Cost of living adjustments don’t hit the same mark if you claim social security early
Cost of Living Adjustments (COLA) are periodic increases that social security recipients receive. These COLAs are essential to the financial security of retirees, many of whom depend on Social Security as their primary source of retirement income. Without the adjustments, the value of benefits would drop rapidly due to inflation.
Unfortunately, if you claimed your Social Security benefits earlier, the COLAs will be smaller in terms of the additional amount you receive each year. Here’s why.
How Applying for Social Security Benefits Early May Affect Your Cost of Living Adjustments
When you claim Social security benefits early you reduce the size of your monthly checks – sometimes up to 30%. This means that all of your future COLAs will also be smaller, thanks to the way cost of living adjustments work. You see, seniors don’t get a lump sum increase under the COLA rules, but rather see an increase equal to a percentage of their benefits.

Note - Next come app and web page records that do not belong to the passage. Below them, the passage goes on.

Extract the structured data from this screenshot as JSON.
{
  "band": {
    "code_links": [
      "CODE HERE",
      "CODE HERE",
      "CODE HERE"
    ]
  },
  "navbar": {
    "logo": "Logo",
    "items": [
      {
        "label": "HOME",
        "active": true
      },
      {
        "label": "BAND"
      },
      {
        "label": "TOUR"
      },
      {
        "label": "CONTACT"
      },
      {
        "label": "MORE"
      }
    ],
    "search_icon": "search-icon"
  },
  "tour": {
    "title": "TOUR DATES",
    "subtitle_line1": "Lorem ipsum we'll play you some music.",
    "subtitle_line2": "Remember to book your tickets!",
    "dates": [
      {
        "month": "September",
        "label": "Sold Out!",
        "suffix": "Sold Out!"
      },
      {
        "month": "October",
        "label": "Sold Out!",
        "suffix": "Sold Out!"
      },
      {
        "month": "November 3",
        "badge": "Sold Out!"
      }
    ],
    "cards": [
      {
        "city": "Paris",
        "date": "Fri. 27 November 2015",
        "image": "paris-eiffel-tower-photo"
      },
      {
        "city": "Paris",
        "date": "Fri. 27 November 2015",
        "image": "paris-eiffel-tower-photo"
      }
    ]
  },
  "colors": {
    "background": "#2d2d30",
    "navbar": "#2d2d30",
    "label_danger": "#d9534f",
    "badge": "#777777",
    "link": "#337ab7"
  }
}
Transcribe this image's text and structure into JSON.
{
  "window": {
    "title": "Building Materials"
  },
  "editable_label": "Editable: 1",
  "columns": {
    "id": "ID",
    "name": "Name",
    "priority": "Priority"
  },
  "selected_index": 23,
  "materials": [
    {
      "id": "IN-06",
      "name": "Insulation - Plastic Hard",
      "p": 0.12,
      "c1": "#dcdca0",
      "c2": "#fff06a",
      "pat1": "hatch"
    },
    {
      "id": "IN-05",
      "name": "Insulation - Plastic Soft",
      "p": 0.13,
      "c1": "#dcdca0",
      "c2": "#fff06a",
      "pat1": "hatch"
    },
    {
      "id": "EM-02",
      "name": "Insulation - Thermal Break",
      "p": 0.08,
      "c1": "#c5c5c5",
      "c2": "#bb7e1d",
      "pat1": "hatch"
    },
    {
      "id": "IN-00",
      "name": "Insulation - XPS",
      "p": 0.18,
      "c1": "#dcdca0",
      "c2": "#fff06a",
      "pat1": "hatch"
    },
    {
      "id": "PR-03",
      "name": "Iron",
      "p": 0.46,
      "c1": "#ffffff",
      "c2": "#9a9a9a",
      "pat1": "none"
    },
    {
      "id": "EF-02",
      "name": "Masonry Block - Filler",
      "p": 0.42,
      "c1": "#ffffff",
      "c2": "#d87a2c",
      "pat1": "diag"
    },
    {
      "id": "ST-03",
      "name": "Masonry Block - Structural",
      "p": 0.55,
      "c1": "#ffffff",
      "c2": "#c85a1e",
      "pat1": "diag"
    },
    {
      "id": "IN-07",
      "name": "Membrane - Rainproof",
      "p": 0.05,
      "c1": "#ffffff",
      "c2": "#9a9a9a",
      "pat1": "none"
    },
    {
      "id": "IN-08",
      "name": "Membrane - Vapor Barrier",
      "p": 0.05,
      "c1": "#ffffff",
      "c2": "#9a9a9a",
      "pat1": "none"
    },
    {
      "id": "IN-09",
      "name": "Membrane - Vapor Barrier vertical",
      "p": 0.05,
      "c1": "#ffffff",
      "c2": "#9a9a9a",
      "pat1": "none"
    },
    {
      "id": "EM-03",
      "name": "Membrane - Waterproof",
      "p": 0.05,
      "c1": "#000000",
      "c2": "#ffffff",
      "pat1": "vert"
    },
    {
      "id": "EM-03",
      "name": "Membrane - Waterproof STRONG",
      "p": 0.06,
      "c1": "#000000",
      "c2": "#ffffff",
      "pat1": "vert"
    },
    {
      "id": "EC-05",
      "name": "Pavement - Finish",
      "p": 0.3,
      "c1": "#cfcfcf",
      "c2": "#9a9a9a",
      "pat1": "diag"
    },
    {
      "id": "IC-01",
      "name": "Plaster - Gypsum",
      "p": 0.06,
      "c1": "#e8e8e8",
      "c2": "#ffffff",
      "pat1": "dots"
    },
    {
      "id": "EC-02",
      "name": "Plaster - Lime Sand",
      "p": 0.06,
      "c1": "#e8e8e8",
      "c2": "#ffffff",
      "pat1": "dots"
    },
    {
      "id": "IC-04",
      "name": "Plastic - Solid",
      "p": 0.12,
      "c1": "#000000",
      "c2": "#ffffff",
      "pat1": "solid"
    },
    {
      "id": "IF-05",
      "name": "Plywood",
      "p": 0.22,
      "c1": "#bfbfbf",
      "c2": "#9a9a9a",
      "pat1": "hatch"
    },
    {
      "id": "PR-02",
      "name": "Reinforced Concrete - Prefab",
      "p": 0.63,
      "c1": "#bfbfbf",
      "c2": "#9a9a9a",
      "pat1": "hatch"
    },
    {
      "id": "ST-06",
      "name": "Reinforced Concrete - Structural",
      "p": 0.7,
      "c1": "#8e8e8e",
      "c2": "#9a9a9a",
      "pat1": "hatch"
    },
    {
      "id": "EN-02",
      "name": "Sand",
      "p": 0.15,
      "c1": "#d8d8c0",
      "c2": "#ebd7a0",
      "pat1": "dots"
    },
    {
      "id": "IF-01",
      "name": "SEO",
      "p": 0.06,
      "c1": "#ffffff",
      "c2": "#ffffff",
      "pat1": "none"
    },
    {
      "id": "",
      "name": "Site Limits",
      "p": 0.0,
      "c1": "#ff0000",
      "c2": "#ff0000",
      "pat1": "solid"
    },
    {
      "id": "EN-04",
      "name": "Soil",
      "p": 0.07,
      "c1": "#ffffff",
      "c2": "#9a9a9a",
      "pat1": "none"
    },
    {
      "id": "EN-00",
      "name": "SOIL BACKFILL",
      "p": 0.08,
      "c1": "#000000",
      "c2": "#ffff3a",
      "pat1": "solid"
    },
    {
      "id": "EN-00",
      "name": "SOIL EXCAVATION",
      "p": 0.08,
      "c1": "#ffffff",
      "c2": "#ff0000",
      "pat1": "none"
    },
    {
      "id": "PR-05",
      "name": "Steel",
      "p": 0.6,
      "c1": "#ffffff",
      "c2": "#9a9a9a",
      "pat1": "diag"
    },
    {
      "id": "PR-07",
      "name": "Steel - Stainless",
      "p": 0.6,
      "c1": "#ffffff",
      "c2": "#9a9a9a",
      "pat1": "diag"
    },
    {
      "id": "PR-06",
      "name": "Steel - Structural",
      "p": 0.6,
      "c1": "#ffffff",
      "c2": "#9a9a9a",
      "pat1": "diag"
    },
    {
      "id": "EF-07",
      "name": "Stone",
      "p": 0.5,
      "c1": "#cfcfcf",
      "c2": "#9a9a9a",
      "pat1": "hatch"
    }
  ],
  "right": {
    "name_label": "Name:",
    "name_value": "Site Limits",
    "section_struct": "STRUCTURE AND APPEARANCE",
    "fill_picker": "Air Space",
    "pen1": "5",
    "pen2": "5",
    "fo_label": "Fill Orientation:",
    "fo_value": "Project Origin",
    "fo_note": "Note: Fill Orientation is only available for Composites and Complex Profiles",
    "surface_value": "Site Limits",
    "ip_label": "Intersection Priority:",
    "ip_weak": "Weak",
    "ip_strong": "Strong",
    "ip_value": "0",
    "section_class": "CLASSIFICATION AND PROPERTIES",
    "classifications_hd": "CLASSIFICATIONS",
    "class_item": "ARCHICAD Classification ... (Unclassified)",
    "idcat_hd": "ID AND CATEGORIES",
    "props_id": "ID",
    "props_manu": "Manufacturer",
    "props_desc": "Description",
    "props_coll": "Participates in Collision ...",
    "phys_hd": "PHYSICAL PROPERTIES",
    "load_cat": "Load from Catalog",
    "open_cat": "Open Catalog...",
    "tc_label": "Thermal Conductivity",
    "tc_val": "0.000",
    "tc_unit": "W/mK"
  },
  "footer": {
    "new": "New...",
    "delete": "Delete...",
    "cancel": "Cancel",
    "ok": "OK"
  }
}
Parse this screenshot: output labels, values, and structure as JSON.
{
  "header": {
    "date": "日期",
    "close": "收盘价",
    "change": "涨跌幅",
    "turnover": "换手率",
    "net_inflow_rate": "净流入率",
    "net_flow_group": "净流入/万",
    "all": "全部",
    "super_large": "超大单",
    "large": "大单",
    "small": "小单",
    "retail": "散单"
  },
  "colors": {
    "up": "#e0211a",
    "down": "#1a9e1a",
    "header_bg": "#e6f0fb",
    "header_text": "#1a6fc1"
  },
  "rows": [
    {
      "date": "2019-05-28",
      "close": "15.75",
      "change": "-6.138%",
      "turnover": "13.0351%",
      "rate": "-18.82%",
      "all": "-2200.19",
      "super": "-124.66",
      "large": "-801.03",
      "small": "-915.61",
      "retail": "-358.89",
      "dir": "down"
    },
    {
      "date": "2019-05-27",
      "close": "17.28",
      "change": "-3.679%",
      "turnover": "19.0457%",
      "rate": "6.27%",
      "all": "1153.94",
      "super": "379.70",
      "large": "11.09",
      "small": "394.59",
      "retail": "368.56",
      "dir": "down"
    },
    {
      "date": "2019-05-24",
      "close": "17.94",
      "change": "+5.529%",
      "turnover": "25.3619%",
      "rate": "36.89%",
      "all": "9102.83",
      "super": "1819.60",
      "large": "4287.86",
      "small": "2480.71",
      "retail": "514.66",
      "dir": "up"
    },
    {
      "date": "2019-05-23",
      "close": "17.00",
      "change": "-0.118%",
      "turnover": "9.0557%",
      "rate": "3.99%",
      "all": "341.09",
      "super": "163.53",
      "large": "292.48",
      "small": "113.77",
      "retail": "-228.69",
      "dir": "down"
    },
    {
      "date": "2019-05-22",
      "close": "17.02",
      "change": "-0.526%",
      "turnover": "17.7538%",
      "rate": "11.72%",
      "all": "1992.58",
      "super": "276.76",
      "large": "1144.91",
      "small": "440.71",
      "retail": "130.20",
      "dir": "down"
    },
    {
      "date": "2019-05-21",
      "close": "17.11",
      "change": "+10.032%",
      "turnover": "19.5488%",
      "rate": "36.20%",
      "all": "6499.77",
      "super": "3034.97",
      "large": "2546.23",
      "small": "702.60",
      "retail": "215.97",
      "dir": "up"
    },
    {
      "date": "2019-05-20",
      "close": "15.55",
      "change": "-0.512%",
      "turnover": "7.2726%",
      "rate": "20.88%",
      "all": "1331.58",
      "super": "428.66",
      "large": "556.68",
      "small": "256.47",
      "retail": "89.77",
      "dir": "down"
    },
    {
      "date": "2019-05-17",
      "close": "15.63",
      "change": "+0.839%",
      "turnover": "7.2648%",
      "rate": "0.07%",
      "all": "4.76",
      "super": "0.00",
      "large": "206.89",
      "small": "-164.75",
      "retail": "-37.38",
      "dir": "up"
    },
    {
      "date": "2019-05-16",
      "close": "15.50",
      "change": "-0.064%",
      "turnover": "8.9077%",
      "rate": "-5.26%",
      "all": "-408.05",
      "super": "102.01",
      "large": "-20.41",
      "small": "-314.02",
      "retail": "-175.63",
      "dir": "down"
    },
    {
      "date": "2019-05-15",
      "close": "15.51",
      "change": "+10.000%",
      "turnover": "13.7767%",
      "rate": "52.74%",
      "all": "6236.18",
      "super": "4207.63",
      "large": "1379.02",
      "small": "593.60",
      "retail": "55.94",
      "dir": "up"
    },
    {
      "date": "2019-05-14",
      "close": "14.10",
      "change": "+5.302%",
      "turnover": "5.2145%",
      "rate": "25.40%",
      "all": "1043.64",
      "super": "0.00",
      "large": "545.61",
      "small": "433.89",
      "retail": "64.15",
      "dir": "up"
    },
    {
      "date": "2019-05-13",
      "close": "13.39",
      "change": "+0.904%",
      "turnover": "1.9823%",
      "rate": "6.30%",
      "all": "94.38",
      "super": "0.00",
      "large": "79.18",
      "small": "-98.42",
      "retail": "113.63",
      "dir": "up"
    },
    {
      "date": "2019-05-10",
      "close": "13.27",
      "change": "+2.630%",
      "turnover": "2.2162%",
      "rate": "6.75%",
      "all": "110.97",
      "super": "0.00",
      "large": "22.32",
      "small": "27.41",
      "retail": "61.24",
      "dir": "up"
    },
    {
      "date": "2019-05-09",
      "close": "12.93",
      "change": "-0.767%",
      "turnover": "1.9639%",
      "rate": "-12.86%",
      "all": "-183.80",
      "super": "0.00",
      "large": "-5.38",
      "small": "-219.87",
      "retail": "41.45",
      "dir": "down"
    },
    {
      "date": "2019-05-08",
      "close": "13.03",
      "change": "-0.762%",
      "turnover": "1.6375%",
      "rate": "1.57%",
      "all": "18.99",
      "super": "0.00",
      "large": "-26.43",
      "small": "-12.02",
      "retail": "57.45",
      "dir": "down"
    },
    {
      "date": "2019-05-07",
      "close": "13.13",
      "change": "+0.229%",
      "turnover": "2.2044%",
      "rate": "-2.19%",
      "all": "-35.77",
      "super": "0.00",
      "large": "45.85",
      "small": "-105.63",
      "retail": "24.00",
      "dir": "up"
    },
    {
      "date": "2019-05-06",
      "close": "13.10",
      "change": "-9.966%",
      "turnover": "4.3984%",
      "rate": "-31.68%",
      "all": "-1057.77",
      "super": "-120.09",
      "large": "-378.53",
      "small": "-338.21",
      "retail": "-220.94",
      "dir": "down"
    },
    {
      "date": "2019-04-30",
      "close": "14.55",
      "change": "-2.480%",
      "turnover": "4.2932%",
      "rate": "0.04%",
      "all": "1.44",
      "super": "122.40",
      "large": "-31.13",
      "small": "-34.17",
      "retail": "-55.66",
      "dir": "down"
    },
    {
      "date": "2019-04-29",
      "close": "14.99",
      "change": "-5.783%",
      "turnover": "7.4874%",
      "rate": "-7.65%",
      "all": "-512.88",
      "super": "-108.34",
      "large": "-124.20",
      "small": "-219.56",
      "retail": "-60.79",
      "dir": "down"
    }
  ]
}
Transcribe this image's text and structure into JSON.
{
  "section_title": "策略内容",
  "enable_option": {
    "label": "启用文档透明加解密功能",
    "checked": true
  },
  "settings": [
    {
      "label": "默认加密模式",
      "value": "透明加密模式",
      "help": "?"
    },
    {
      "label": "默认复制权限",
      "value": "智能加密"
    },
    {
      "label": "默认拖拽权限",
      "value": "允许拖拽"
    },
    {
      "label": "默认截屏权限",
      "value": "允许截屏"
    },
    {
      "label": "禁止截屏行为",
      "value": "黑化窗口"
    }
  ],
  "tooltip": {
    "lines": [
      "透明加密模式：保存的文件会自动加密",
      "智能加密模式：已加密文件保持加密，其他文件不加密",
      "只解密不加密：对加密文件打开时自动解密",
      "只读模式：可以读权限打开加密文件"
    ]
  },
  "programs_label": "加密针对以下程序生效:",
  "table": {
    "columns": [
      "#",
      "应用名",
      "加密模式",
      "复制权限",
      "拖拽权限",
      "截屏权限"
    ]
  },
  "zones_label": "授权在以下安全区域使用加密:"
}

In 2021, for example, retirees will benefit from a COLA adjustment of 1.3%. If your starting benefit is smaller because you applied for it earlier, you get an additional percentage of a smaller starting amount, so your income will increase each year. Suppose, for example, that your standard benefits at full retirement age of 66 would have been $ 1,500, but you claimed benefits at 62 instead of 66. You would see your benefits decrease by 25%, so your monthly check would only be $ 1,125. If you get a 1.3% COLA on a monthly benefit of $ 1,125, you would get only $ 14.63 more per month, compared to an increase of $ 19.50 if you received a monthly benefit of $ 1,500 instead.
That extra $ 4.87 may not seem like a lot, but it’s almost $ 60 a year. And because COLAs are always percentage-based, this same process will happen every year when there is an increase in Social Security. Of course, your percentage increase will be the same as for any other retiree. But that doesn’t take away from the fact that such a small amount of money is added to your check – especially since you’ll usually be hit by the same. Increase in health insurance premiums like most other retirees. Health insurance premiums are taken from your checks, so it’s more likely that most or all of your extra money from your COLA will disappear to pay the premiums if your increase is small.
Lower COLAs are one of the main reasons you will never make up for monthly income for your checks if you applied for benefits later. This does not necessarily mean that you will have less income for life – it depends on how long do you live. But that means you’ll spend the rest of your retirement years on a lower Social Security check. And that can be a big deal if you’re relying on that money to make ends meet.
If you don’t want a lower check or a smaller annual increase in terms of the extra dollars you receive, seriously consider delaying the start of your benefits for as long as possible. up to 70 years (when there is no more benefit to be expected). And if you’re already retired and claimed your benefits earlier, you’ll just have to budget for the fact that you’re likely only getting a few extra dollars a month in Social Security every year.